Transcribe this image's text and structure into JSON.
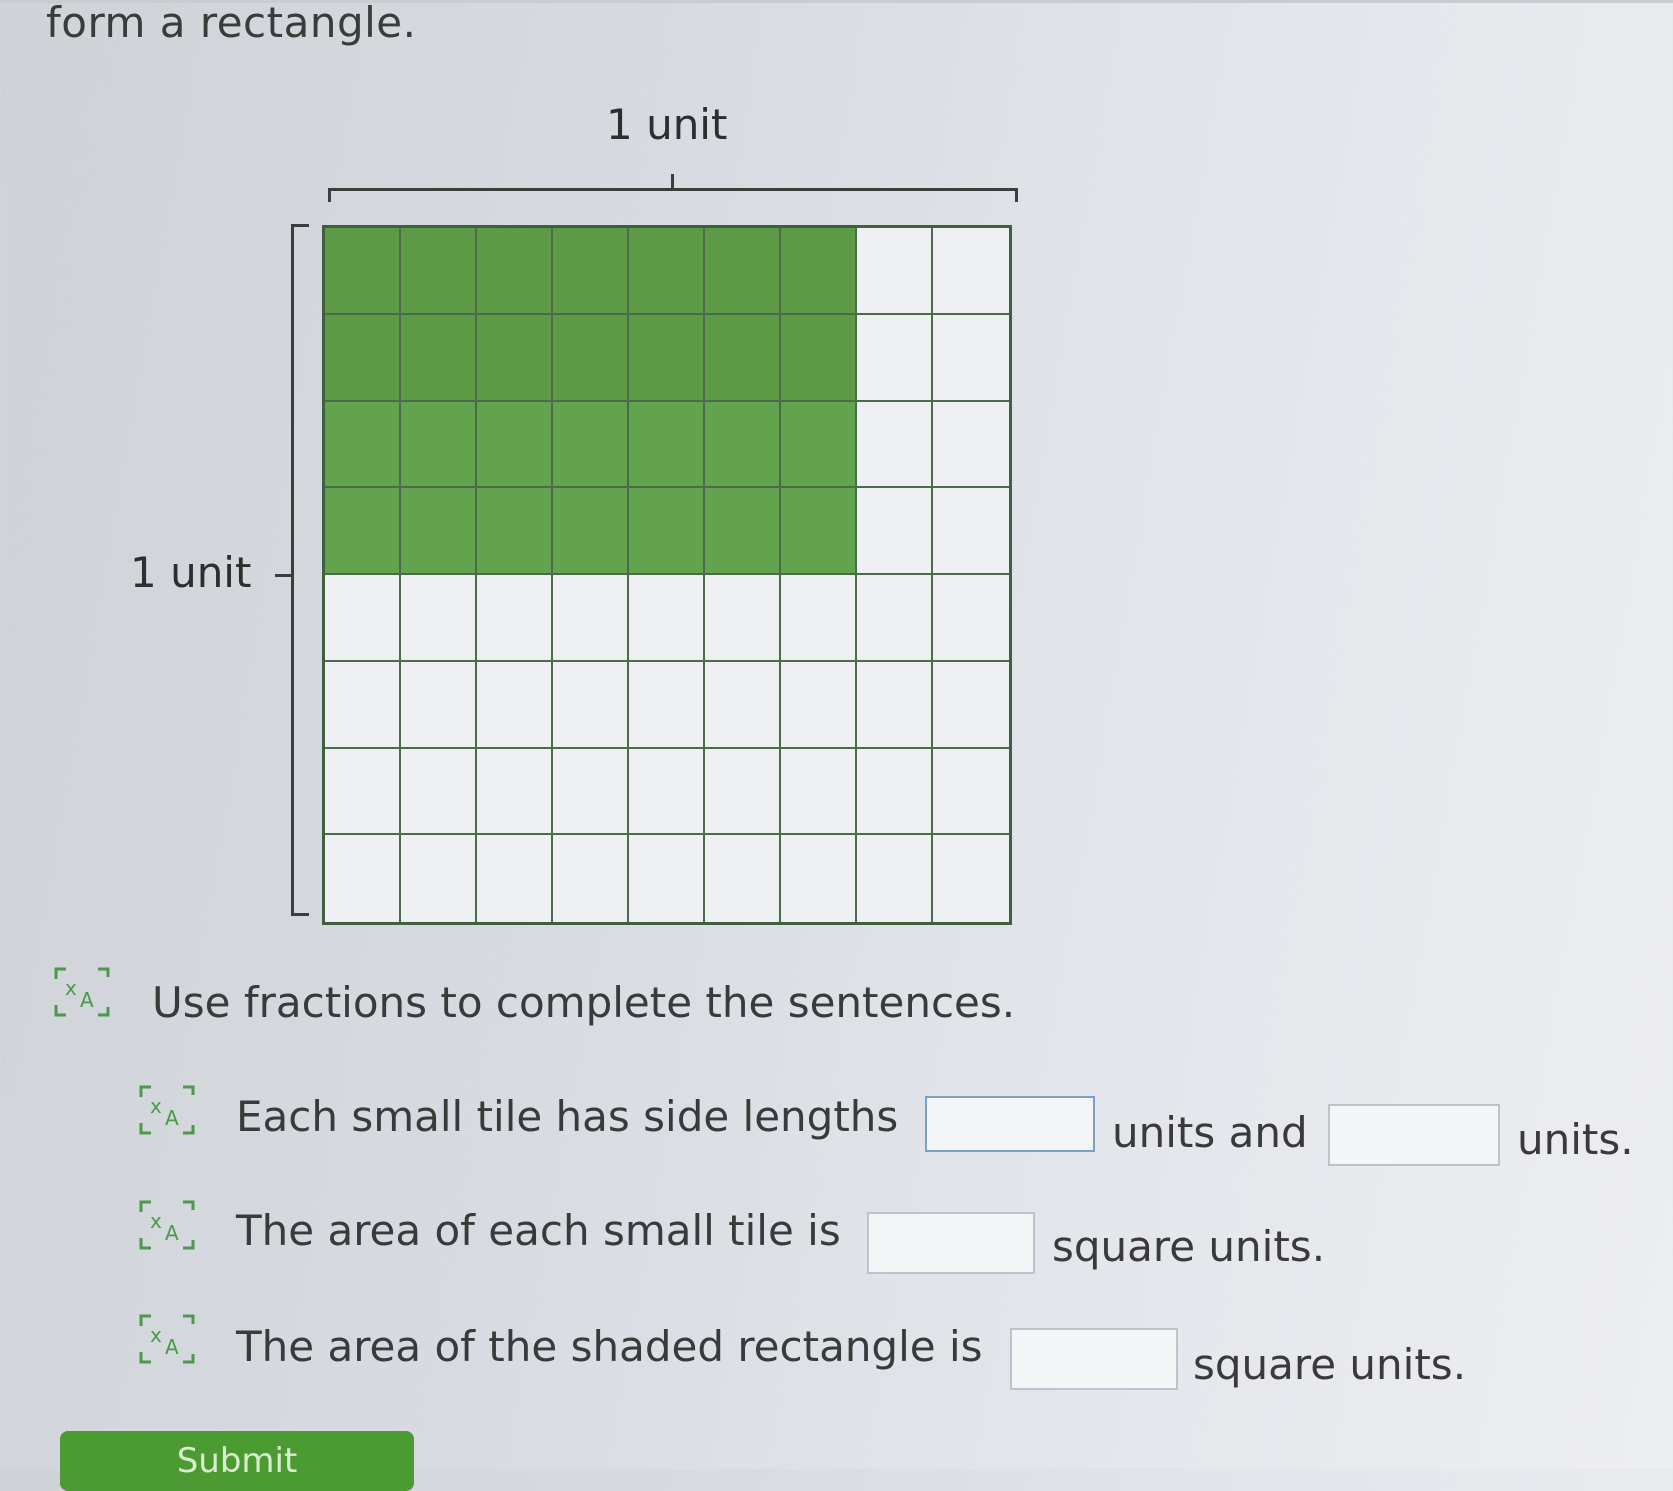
{
  "header": {
    "text": "form a rectangle."
  },
  "diagram": {
    "top_label": "1 unit",
    "side_label": "1 unit",
    "grid": {
      "columns": 9,
      "rows": 8,
      "shaded_columns": 7,
      "shaded_rows": 4
    }
  },
  "instructions": {
    "text": "Use fractions to complete the sentences."
  },
  "sentences": [
    {
      "part1": "Each small tile has side lengths",
      "part2": "units and",
      "part3": "units."
    },
    {
      "part1": "The area of each small tile is",
      "part2": "square units."
    },
    {
      "part1": "The area of the shaded rectangle is",
      "part2": "square units."
    }
  ],
  "icons": {
    "text_to_speech": "text-to-speech-icon"
  },
  "colors": {
    "shaded": "#5c9a46",
    "submit": "#4c9a32",
    "icon": "#4a9a4a"
  },
  "submit": {
    "label": "Submit"
  }
}
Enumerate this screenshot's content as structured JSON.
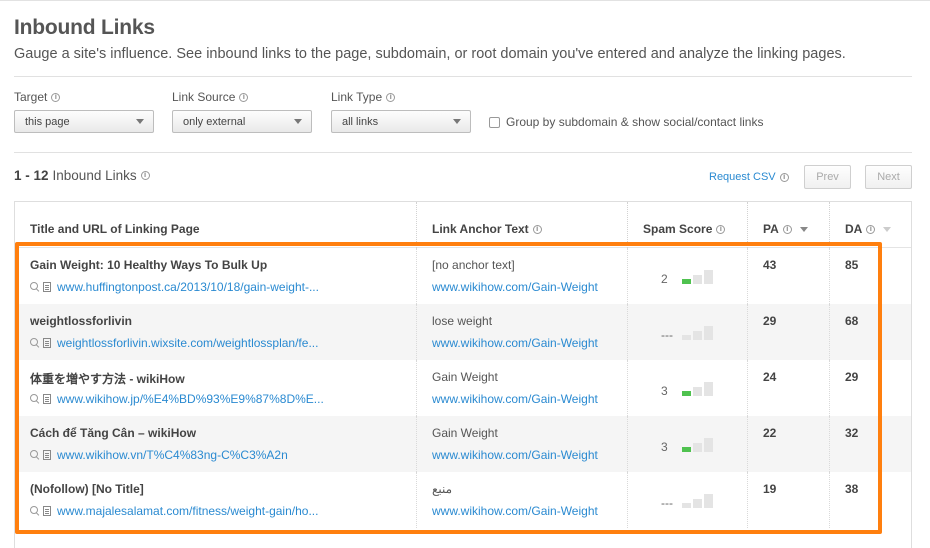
{
  "page": {
    "title": "Inbound Links",
    "subtitle": "Gauge a site's influence. See inbound links to the page, subdomain, or root domain you've entered and analyze the linking pages."
  },
  "filters": {
    "target": {
      "label": "Target",
      "value": "this page"
    },
    "link_source": {
      "label": "Link Source",
      "value": "only external"
    },
    "link_type": {
      "label": "Link Type",
      "value": "all links"
    },
    "group_toggle": {
      "label": "Group by subdomain & show social/contact links",
      "checked": false
    }
  },
  "results": {
    "range": "1 - 12",
    "label": "Inbound Links",
    "request_csv": "Request CSV",
    "prev": "Prev",
    "next": "Next"
  },
  "table": {
    "headers": {
      "title_url": "Title and URL of Linking Page",
      "anchor": "Link Anchor Text",
      "spam": "Spam Score",
      "pa": "PA",
      "da": "DA"
    },
    "rows": [
      {
        "title": "Gain Weight: 10 Healthy Ways To Bulk Up",
        "url": "www.huffingtonpost.ca/2013/10/18/gain-weight-...",
        "anchor": "[no anchor text]",
        "target": "www.wikihow.com/Gain-Weight",
        "spam": "2",
        "spam_level": 1,
        "pa": "43",
        "da": "85"
      },
      {
        "title": "weightlossforlivin",
        "url": "weightlossforlivin.wixsite.com/weightlossplan/fe...",
        "anchor": "lose weight",
        "target": "www.wikihow.com/Gain-Weight",
        "spam": "---",
        "spam_level": 0,
        "pa": "29",
        "da": "68"
      },
      {
        "title": "体重を増やす方法 - wikiHow",
        "url": "www.wikihow.jp/%E4%BD%93%E9%87%8D%E...",
        "anchor": "Gain Weight",
        "target": "www.wikihow.com/Gain-Weight",
        "spam": "3",
        "spam_level": 1,
        "pa": "24",
        "da": "29"
      },
      {
        "title": "Cách để Tăng Cân – wikiHow",
        "url": "www.wikihow.vn/T%C4%83ng-C%C3%A2n",
        "anchor": "Gain Weight",
        "target": "www.wikihow.com/Gain-Weight",
        "spam": "3",
        "spam_level": 1,
        "pa": "22",
        "da": "32"
      },
      {
        "title": "(Nofollow) [No Title]",
        "url": "www.majalesalamat.com/fitness/weight-gain/ho...",
        "anchor": "منبع",
        "target": "www.wikihow.com/Gain-Weight",
        "spam": "---",
        "spam_level": 0,
        "pa": "19",
        "da": "38"
      }
    ]
  },
  "colors": {
    "link": "#2a8ad1",
    "highlight": "#ff7f0e",
    "spam_bar_on": "#4fc24f"
  }
}
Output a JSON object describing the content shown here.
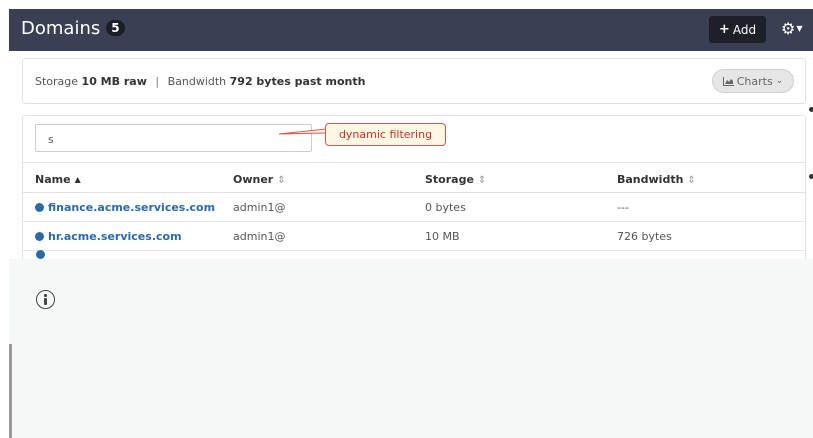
{
  "header": {
    "title": "Domains",
    "count": "5",
    "add_label": "Add",
    "add_icon": "plus-icon",
    "settings_icon": "gear-icon"
  },
  "storage": {
    "storage_label": "Storage",
    "storage_value": "10 MB raw",
    "separator": "|",
    "bandwidth_label": "Bandwidth",
    "bandwidth_value": "792 bytes past month",
    "charts_label": "Charts",
    "charts_icon": "area-chart-icon"
  },
  "filter": {
    "value": "s",
    "callout": "dynamic filtering"
  },
  "table": {
    "columns": [
      "Name",
      "Owner",
      "Storage",
      "Bandwidth"
    ],
    "rows": [
      {
        "name": "finance.acme.services.com",
        "owner": "admin1@",
        "storage": "0 bytes",
        "bandwidth": "---"
      },
      {
        "name": "hr.acme.services.com",
        "owner": "admin1@",
        "storage": "10 MB",
        "bandwidth": "726 bytes"
      }
    ]
  },
  "colors": {
    "header_bg": "#3b3f54",
    "link": "#2a6aa8",
    "callout_border": "#d9534f",
    "callout_bg": "#fcf8e3"
  }
}
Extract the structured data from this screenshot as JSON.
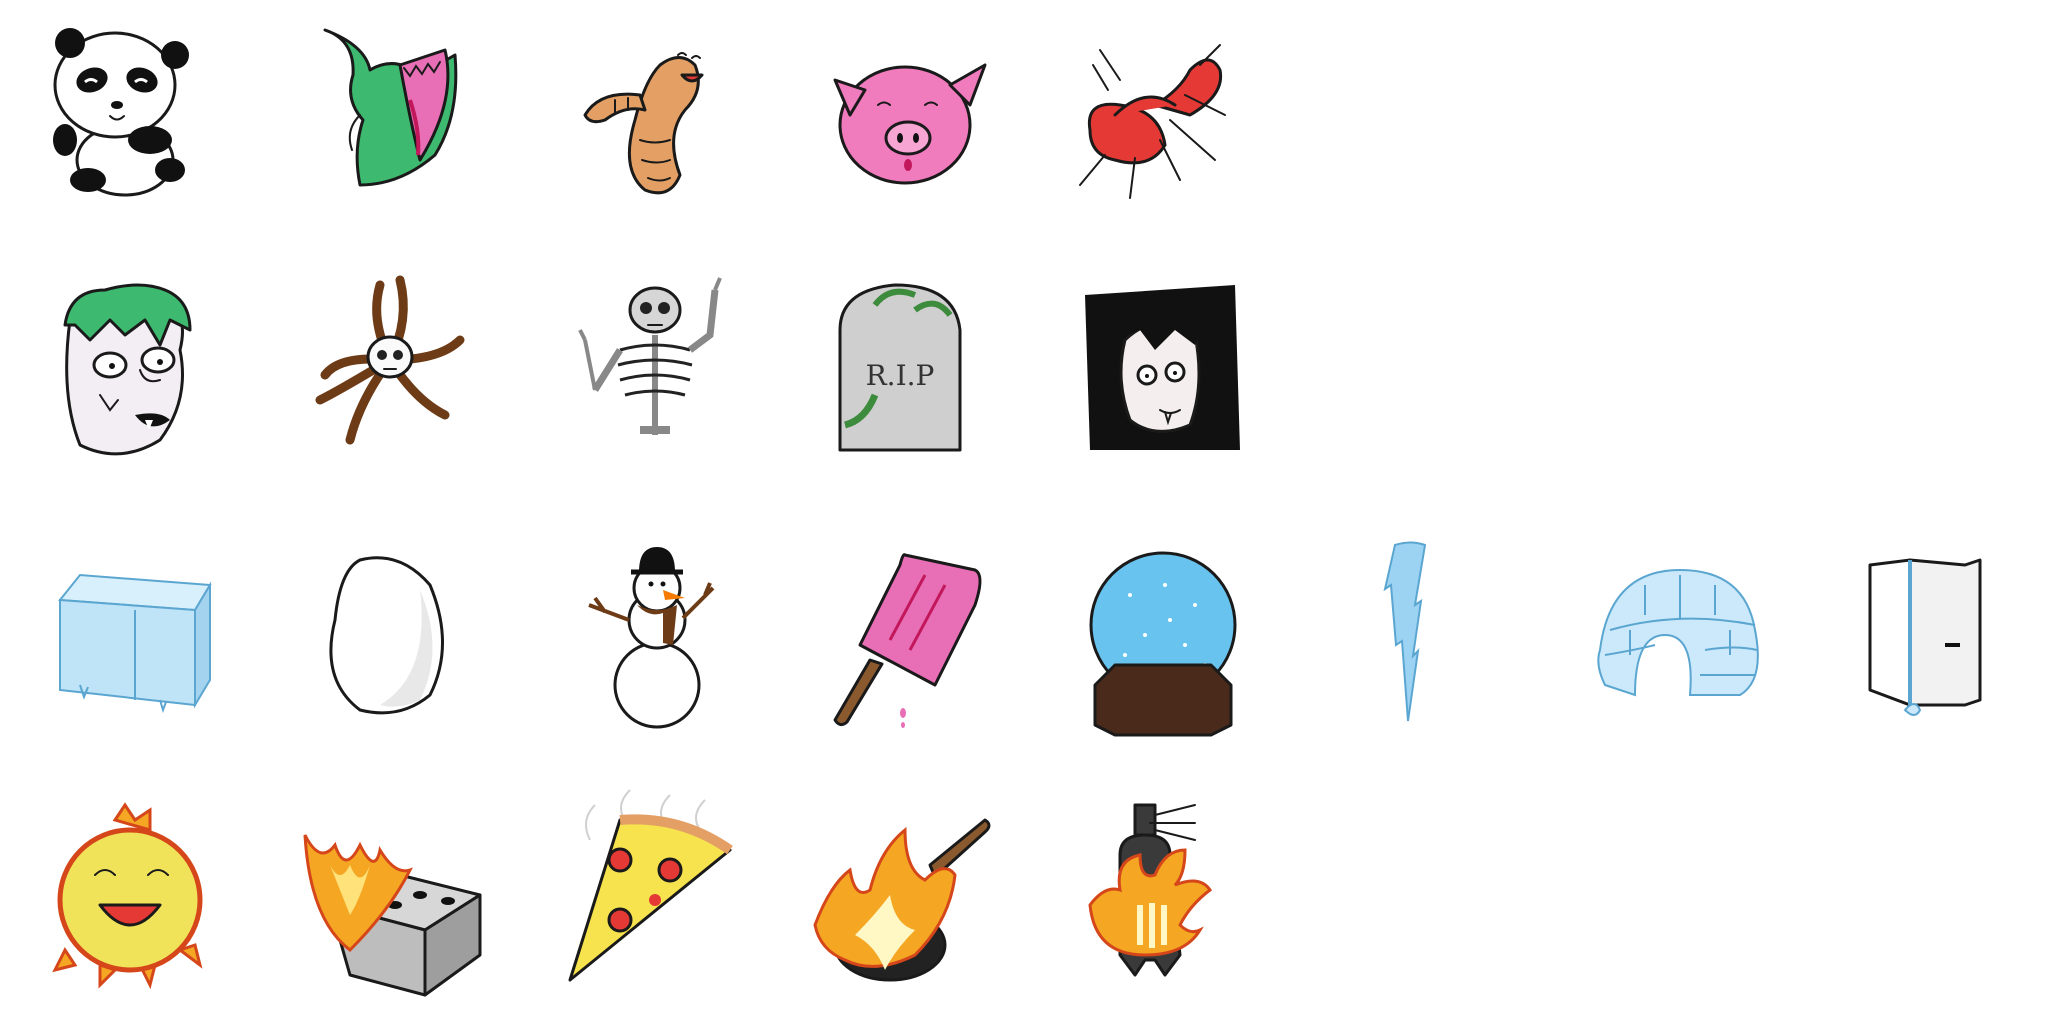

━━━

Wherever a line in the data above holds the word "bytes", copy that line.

    "bandwidth_value": "792 bytes past month",
        "storage": "0 bytes",
        "bandwidth": "726 bytes"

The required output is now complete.